ASSIGNED TASK:
Where the string "girl" appears in a line of the data, show that line.

EXTRACTED ENTRIES:
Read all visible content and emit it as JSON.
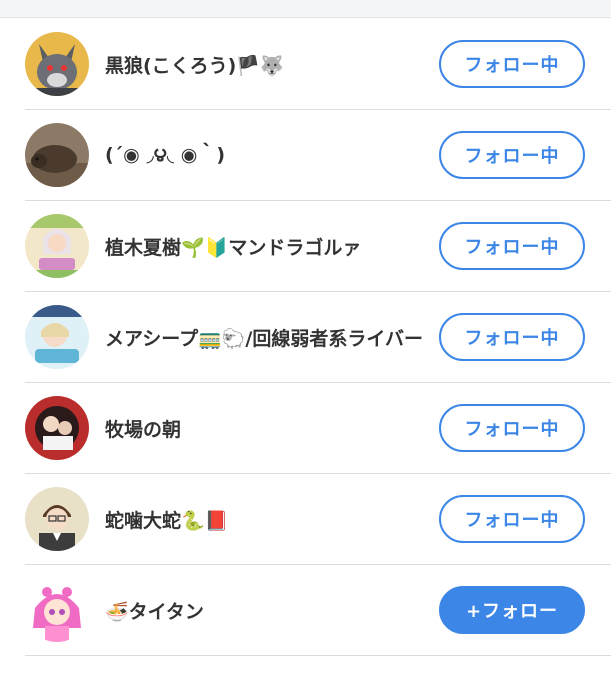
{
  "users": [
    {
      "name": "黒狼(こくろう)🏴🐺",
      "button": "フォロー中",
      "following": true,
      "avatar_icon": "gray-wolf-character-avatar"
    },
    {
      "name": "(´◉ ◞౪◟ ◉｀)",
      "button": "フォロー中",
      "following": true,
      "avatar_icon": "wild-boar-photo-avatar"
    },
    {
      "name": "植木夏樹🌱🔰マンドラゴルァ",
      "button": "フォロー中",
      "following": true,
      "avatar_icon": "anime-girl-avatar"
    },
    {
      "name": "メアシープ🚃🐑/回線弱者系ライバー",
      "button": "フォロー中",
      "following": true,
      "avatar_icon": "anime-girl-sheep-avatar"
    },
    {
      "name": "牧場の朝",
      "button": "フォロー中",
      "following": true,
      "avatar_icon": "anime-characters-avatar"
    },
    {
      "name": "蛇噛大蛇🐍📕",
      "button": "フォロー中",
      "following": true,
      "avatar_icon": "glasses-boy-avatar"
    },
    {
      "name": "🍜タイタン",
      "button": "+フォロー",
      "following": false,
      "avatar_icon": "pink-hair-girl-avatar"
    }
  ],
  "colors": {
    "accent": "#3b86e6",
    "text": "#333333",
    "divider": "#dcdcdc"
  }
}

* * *

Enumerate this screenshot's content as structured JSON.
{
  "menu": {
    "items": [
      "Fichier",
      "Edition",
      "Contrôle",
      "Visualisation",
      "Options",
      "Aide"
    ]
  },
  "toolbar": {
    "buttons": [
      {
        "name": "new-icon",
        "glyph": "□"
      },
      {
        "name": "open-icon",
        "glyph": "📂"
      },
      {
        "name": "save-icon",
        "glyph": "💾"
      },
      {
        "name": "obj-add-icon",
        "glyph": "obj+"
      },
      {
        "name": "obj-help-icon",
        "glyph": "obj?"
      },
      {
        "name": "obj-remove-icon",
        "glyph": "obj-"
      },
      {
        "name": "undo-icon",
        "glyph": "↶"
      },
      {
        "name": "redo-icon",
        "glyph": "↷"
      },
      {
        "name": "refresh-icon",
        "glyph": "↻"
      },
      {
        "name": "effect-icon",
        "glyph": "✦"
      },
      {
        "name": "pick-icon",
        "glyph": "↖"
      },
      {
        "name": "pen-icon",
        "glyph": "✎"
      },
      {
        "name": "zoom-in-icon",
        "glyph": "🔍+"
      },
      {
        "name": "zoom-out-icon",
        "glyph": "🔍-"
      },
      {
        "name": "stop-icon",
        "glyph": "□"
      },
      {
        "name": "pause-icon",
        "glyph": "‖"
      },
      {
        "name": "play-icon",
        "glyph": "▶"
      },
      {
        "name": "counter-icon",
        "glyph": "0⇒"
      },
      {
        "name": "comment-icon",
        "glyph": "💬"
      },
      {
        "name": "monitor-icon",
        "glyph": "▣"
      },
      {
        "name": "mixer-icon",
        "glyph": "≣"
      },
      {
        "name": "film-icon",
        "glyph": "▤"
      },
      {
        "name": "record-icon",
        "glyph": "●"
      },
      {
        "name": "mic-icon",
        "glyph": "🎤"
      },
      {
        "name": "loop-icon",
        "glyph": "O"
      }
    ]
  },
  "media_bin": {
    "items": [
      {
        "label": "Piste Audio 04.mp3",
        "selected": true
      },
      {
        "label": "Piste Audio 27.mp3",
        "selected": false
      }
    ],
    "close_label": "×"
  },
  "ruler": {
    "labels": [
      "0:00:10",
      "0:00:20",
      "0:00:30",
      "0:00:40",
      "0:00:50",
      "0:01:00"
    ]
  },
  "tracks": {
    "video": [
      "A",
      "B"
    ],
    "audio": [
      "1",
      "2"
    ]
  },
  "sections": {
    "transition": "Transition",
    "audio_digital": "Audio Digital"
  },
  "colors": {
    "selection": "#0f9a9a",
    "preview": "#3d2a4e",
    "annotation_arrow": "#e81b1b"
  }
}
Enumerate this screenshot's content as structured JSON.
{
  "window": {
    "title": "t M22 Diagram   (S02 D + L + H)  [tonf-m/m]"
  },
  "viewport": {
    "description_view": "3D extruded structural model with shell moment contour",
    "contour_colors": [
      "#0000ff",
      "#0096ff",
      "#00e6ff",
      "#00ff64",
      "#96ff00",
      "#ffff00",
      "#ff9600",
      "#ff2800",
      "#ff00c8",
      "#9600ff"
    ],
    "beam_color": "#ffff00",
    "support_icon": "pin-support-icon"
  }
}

THE ANSWER:
      "avatar_icon": "anime-girl-avatar"
      "avatar_icon": "anime-girl-sheep-avatar"
      "avatar_icon": "pink-hair-girl-avatar"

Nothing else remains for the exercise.